[Component data from apps and pages]
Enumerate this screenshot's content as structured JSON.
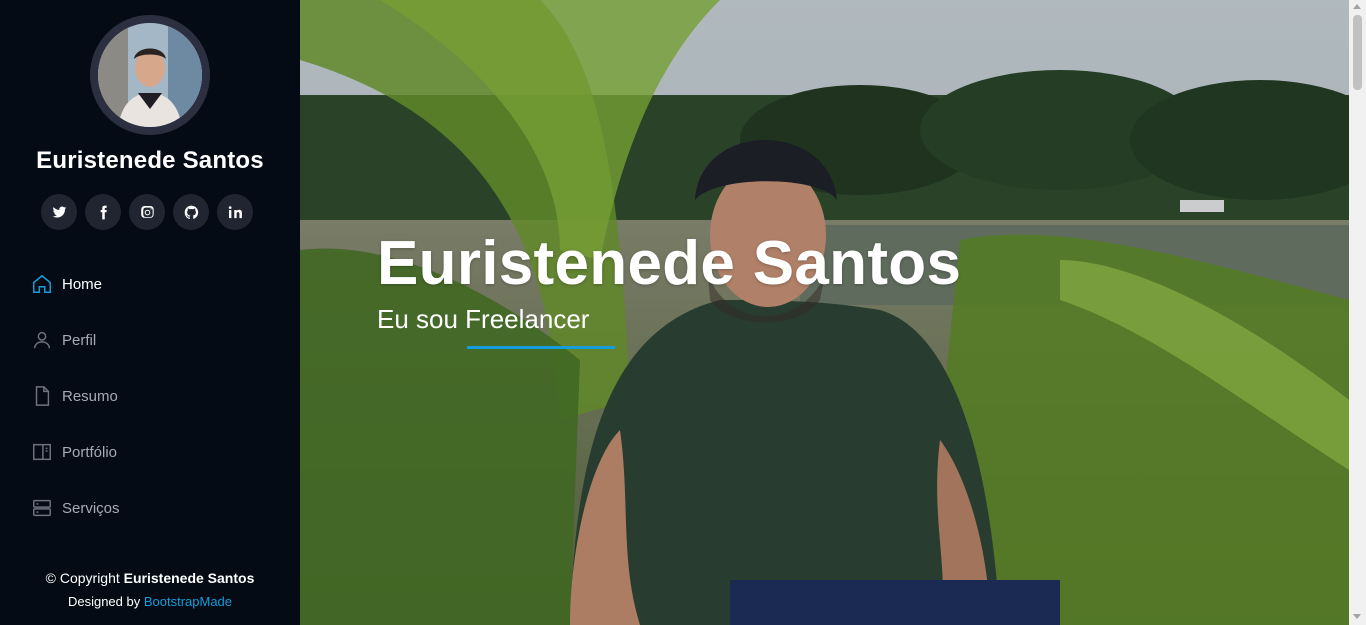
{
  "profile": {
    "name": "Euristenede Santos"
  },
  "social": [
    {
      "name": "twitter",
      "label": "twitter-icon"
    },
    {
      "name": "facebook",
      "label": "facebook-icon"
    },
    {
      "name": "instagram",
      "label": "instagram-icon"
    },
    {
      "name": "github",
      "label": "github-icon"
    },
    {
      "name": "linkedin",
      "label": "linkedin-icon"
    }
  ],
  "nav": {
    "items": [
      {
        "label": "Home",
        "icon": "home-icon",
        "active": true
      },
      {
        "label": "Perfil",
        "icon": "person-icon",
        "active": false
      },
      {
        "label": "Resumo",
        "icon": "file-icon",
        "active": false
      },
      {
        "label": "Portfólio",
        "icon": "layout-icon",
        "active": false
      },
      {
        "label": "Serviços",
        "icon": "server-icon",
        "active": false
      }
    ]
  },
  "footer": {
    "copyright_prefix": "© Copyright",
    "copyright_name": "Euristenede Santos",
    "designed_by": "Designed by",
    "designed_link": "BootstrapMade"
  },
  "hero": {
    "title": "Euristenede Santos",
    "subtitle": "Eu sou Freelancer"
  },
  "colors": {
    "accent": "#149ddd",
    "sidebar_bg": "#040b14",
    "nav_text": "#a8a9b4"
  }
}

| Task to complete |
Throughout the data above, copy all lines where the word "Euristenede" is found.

| Output of the exercise |
    "name": "Euristenede Santos"
    "copyright_name": "Euristenede Santos",
    "title": "Euristenede Santos",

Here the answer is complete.